The U.S. Environmental Protection Agency (EPA) in June approved the use of a bee-killing pesticide, and, more recently, the White House said it would stop collecting data on declining honey bee populations. Those who follow such developments say this move could make tracking the effects of the chemicals on bees impossible.

The U.S. Department of Agriculture (USDA) said budget cuts were to blame for the program change when it announced that it would indefinitely suspend data collection for its Honey Bee Colonies report, which has been compiled annually since 2015.

These bee reports have been designed to help scientists and farmers assess the decline of honey bees, which are responsible for pollinating one in every three bites of food taken by humans. The number of honey bee hives in the U.S. dropped from about six million in 1947 to 2.4 million a decade ago. Beekeepers reported in 2018 that 40% of honey bee hives had collapsed because of a combination of factors, including pesticide use.

Scientists say continuously monitoring the health of honey bee hives in vital to understanding why and how they are in decline. Likewise, researchers say they must continue to mitigate any negative effects on bees before there are any problems with crop management and food production.

Honey bees pollinate flowers, fruits and vegetables, and support about $20 billion worth of crop production in the U.S. annually, Matthew Mulica, senior project manager at the Keystone Policy Center, a consulting company that works with the Honey Bee Health Coalition, told ABC News.
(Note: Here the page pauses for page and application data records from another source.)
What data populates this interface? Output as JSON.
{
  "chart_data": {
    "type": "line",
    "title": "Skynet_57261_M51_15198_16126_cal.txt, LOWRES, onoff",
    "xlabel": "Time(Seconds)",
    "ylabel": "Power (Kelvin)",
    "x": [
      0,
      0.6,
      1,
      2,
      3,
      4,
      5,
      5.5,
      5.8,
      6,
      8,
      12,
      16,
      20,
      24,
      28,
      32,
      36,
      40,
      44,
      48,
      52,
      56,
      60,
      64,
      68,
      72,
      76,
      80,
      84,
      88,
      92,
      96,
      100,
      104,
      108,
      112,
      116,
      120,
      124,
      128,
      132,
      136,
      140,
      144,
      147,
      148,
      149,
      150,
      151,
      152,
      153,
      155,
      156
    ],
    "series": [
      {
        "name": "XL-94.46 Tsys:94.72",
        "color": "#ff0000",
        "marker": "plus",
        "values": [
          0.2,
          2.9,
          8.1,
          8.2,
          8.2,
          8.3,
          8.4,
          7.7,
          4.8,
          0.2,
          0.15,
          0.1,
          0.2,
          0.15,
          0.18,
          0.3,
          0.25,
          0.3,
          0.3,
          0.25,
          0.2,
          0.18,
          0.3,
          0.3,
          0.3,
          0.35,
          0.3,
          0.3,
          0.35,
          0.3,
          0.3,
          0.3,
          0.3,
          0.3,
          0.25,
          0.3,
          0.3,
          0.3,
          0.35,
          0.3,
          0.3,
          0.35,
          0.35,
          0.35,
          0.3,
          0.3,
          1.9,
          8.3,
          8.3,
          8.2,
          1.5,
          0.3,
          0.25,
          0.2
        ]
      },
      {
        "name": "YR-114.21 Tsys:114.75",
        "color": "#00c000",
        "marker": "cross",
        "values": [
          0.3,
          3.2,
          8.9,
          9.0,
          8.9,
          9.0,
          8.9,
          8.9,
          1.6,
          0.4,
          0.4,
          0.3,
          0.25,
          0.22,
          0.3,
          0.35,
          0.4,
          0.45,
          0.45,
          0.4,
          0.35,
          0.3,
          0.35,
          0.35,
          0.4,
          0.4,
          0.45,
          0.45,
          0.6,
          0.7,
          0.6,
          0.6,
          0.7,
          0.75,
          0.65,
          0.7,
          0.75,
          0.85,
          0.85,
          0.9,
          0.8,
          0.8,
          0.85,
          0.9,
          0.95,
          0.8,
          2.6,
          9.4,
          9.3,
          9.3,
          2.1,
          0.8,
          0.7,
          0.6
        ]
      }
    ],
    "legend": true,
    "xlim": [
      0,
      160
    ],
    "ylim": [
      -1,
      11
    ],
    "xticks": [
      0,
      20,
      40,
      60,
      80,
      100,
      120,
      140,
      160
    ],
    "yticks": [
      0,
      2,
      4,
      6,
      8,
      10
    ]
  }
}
Worldwide, honey bees and other pollinators help produce about $170 billion in crops.

Between Oct. 1, 2018, and April 1, 2019, more than 37% of the managed honey bee population -- colonies kept by commercial beekeepers — declined, 7 percentage points lower than the same time frame during the winter of 2017-18, data from the Bee Informed Partnership, a nonprofit associated with the University of Maryland, pointed out.

The current losses to bee colonies is unsustainable for food production, scientists predict. The EPA action to allow insecticide that kills bees will add to the current crater, they say. Much of the produce seen in grocery stores — watermelon, apples, peppers, cucumbers — and nuts are pollinated by honey bees managed by commercial beekeepers.
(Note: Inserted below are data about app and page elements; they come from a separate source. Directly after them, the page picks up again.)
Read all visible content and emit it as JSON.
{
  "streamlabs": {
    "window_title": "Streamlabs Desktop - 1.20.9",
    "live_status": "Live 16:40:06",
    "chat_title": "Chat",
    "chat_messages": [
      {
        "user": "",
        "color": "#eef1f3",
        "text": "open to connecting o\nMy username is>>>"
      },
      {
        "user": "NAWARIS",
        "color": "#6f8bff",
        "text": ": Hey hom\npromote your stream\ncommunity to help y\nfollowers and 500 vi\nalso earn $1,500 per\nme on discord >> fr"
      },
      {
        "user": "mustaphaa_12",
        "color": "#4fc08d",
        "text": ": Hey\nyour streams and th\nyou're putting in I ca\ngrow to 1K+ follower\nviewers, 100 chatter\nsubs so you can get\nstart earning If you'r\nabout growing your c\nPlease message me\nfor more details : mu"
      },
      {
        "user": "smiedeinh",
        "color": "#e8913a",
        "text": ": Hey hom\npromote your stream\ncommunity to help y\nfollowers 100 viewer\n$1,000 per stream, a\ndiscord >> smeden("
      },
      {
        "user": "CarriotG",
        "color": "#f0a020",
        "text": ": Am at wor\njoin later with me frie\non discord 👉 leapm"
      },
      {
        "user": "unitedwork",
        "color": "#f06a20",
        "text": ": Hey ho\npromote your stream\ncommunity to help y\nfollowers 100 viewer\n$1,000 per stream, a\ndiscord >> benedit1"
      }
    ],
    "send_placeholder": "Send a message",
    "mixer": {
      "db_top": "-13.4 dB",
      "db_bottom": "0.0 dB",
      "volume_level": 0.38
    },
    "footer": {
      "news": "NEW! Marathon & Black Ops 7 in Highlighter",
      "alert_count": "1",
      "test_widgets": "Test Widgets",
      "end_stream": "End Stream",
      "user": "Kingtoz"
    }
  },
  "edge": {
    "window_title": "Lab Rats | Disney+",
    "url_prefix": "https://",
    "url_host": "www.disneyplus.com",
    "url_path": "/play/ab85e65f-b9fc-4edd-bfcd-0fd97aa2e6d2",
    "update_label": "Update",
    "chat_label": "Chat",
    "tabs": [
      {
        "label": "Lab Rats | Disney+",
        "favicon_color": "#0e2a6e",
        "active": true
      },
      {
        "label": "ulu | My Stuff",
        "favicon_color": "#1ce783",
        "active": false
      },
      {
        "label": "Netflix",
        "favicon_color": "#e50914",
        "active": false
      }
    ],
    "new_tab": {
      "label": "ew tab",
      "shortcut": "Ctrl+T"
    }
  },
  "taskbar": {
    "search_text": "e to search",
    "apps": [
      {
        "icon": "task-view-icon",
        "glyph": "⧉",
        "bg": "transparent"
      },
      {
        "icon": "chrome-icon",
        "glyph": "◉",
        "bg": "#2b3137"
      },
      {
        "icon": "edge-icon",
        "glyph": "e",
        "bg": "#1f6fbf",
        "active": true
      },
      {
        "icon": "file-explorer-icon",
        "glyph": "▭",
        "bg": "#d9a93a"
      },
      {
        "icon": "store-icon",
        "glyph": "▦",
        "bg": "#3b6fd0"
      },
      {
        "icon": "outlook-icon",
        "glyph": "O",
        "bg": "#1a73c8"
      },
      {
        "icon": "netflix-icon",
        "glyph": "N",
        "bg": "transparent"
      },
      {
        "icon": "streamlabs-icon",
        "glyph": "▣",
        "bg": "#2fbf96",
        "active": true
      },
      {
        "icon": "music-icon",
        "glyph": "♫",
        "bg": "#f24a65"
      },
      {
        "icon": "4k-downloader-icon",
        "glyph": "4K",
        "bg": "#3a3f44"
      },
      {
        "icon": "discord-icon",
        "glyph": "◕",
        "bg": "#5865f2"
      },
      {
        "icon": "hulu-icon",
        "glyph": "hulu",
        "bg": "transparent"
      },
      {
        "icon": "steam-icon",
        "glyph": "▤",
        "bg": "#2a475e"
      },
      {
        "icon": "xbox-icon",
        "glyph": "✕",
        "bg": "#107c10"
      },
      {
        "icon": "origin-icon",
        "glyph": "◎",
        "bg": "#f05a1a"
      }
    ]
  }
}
These U.S. crops are produced with the help of 2.6 million colonies transported from place to place during peak flowering. Of the $20 billion worth of U.S. crop production supported by pollinators, commercial honey bees are responsible for about half. Wild bees and other pollinators pollinate the rest.
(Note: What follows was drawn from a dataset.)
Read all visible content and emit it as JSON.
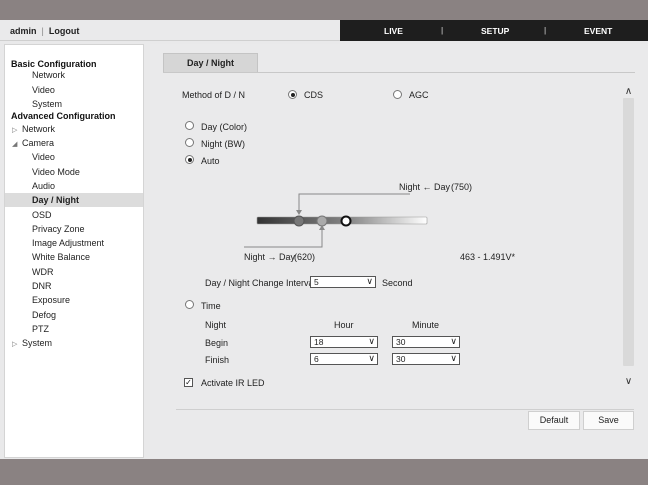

However, despite chemical-related death, the largest contributor to the decline of bee health is the varroa mite, a parasite that invades hives and spreads diseases. Other reasons for the loss in population are loss of habitat and poor management practices. Incidental exposure to pesticides, pests and other diseases within the hive also affect bee populations, ABC News reports.

Despite the population devastation, honey bees are not currently under threat of extinction. But as their populations decline, they will become costlier to manage and for farmers to procure, which can impact the price of food.

Researchers continue to examine which pesticides can potentially be replaced with chemicals that are more bee-friendly, and what changes can be made to habitats to encourage more bees, such as planting wildflowers instead of green grass in the front yard and encouraging homeowners to mow their lawns less often.

"The decision to suspend data collection was not made lightly, but was necessary given available fiscal and program resources," a July 1 statement from the USDA read.